This investigation of the relationship between marriage and health consisted of scrutinizing recent research, focusing on studies that used rigorous statistical methods to examine whether marriage is a cause of better health outcomes.
A focus on recent evidence revealed that marriage had positive effects on certain health-related outcomes. Married people were generally healthier than unmarried people, as measured by numerous health outcomes. These studies found, for example, that marriage improved certain mental health outcomes, reduced the use of some high-cost health services (such as nursing home care), and increased the likelihood of having health insurance coverage. An emerging literature suggested that growing up with married parents was associated with better health as an adult. Marriage had mixed effects on health behaviors leading to healthier outcomes in some cases (reduced heavy drinking) and less healthy outcomes in others (weight gain). For other key health outcomes – in particular measures of specific physical health conditions-the effects of marriage remained largely unaddressed by rigorous research.

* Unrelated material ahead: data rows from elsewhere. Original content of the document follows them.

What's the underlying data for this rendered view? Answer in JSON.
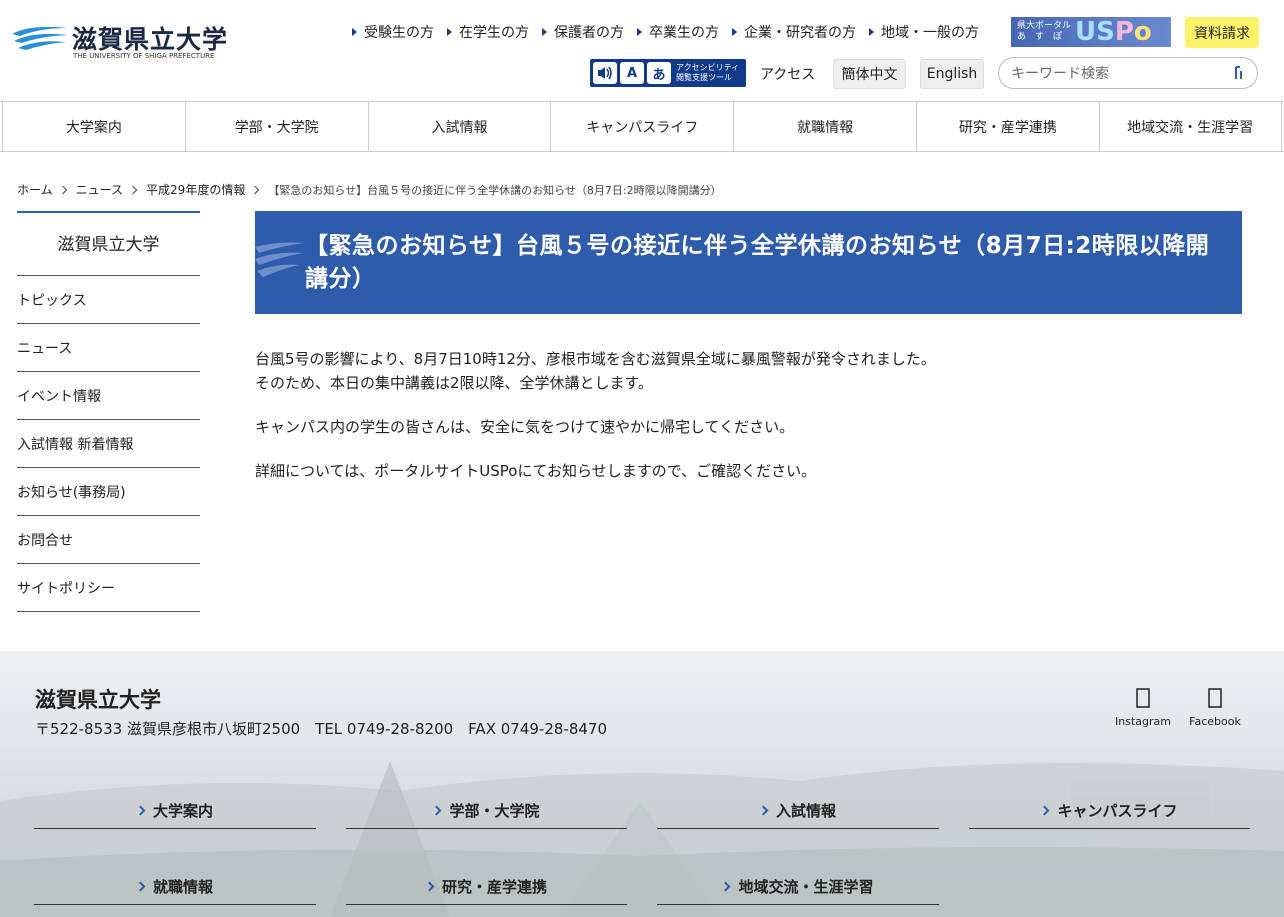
{
  "header": {
    "logo_name": "滋賀県立大学",
    "logo_en": "THE UNIVERSITY OF SHIGA PREFECTURE",
    "top_links": [
      "受験生の方",
      "在学生の方",
      "保護者の方",
      "卒業生の方",
      "企業・研究者の方",
      "地域・一般の方"
    ],
    "uspo": {
      "sub": "県大ポータル\nあ　す　ぽ",
      "logo_u": "U",
      "logo_s": "S",
      "logo_p": "P",
      "logo_o": "o"
    },
    "shiryo_label": "資料請求",
    "access_tool_label": "アクセシビリティ\n閲覧支援ツール",
    "access_link": "アクセス",
    "lang_zh": "簡体中文",
    "lang_en": "English",
    "search_placeholder": "キーワード検索"
  },
  "gnav": [
    "大学案内",
    "学部・大学院",
    "入試情報",
    "キャンパスライフ",
    "就職情報",
    "研究・産学連携",
    "地域交流・生涯学習"
  ],
  "breadcrumb": {
    "items": [
      "ホーム",
      "ニュース",
      "平成29年度の情報"
    ],
    "current": "【緊急のお知らせ】台風５号の接近に伴う全学休講のお知らせ（8月7日:2時限以降開講分）"
  },
  "sidenav": {
    "title": "滋賀県立大学",
    "items": [
      "トピックス",
      "ニュース",
      "イベント情報",
      "入試情報 新着情報",
      "お知らせ(事務局)",
      "お問合せ",
      "サイトポリシー"
    ]
  },
  "main": {
    "title": "【緊急のお知らせ】台風５号の接近に伴う全学休講のお知らせ（8月7日:2時限以降開講分）",
    "paragraphs": [
      [
        "台風5号の影響により、8月7日10時12分、彦根市域を含む滋賀県全域に暴風警報が発令されました。",
        "そのため、本日の集中講義は2限以降、全学休講とします。"
      ],
      [
        "キャンパス内の学生の皆さんは、安全に気をつけて速やかに帰宅してください。"
      ],
      [
        "詳細については、ポータルサイトUSPoにてお知らせしますので、ご確認ください。"
      ]
    ]
  },
  "footer": {
    "name": "滋賀県立大学",
    "address": "〒522-8533 滋賀県彦根市八坂町2500　TEL 0749-28-8200　FAX 0749-28-8470",
    "sns": [
      {
        "label": "Instagram",
        "icon": "instagram-icon"
      },
      {
        "label": "Facebook",
        "icon": "facebook-icon"
      }
    ],
    "nav": [
      "大学案内",
      "学部・大学院",
      "入試情報",
      "キャンパスライフ",
      "就職情報",
      "研究・産学連携",
      "地域交流・生涯学習"
    ]
  },
  "colors": {
    "brand_blue": "#2f5bab",
    "accent_yellow": "#fcf36a",
    "access_tool_bg": "#123a8a"
  }
}
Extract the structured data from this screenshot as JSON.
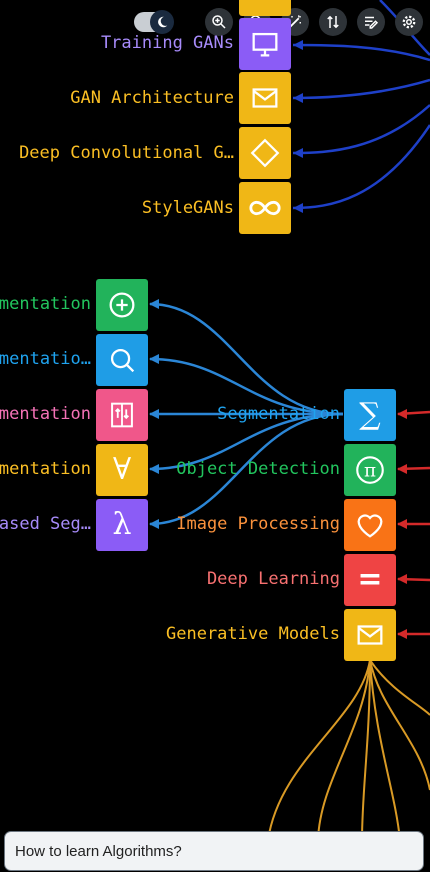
{
  "toolbar": {
    "icons": [
      "theme-toggle",
      "moon-icon",
      "zoom-in-icon",
      "zoom-out-icon",
      "magic-wand-icon",
      "sort-icon",
      "edit-list-icon",
      "gear-icon"
    ]
  },
  "colors": {
    "purple": "#8b5cf6",
    "yellow": "#fbbf24",
    "amber": "#f0b716",
    "green": "#22b35b",
    "blue": "#1f9de6",
    "pink": "#f0578a",
    "orange": "#f97316",
    "red": "#ef4444",
    "edge_dark_blue": "#1e40c8",
    "edge_blue": "#2b86d6",
    "edge_red": "#d42a2a",
    "edge_orange": "#d99a25"
  },
  "nodes": {
    "training_gans": {
      "label": "Training GANs",
      "icon": "monitor-icon"
    },
    "gan_architecture": {
      "label": "GAN Architecture",
      "icon": "mail-icon"
    },
    "deep_conv": {
      "label": "Deep Convolutional G…",
      "icon": "diamond-icon"
    },
    "stylegans": {
      "label": "StyleGANs",
      "icon": "infinity-icon"
    },
    "seg_a": {
      "label": "mentation",
      "icon": "plus-circle-icon"
    },
    "seg_b": {
      "label": "mentatio…",
      "icon": "search-icon"
    },
    "seg_c": {
      "label": "mentation",
      "icon": "swap-arrows-icon"
    },
    "seg_d": {
      "label": "mentation",
      "icon": "for-all-icon",
      "glyph": "∀"
    },
    "seg_e": {
      "label": "ased Seg…",
      "icon": "lambda-icon",
      "glyph": "λ"
    },
    "segmentation": {
      "label": "Segmentation",
      "icon": "sigma-icon",
      "glyph": "∑"
    },
    "object_detection": {
      "label": "Object Detection",
      "icon": "pi-circle-icon",
      "glyph": "π"
    },
    "image_processing": {
      "label": "Image Processing",
      "icon": "heart-icon"
    },
    "deep_learning": {
      "label": "Deep Learning",
      "icon": "equals-icon",
      "glyph": "="
    },
    "generative_models": {
      "label": "Generative Models",
      "icon": "mail-icon"
    }
  },
  "chat": {
    "text": "How to learn Algorithms?"
  }
}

Report Title: The Effects of Marriage on Health: A Synthesis of Recent Research Evidence, http://aspe.hhs.gov/hsp/07/marriageonhealth/index.htm
Agency Sponsor: ASPE-OHSP, Office of Human Services Policy
Federal Contact: Jennifer Burnszynski, 202-690-8651
Performer: Mathematica Policy Research
PIC ID: 8542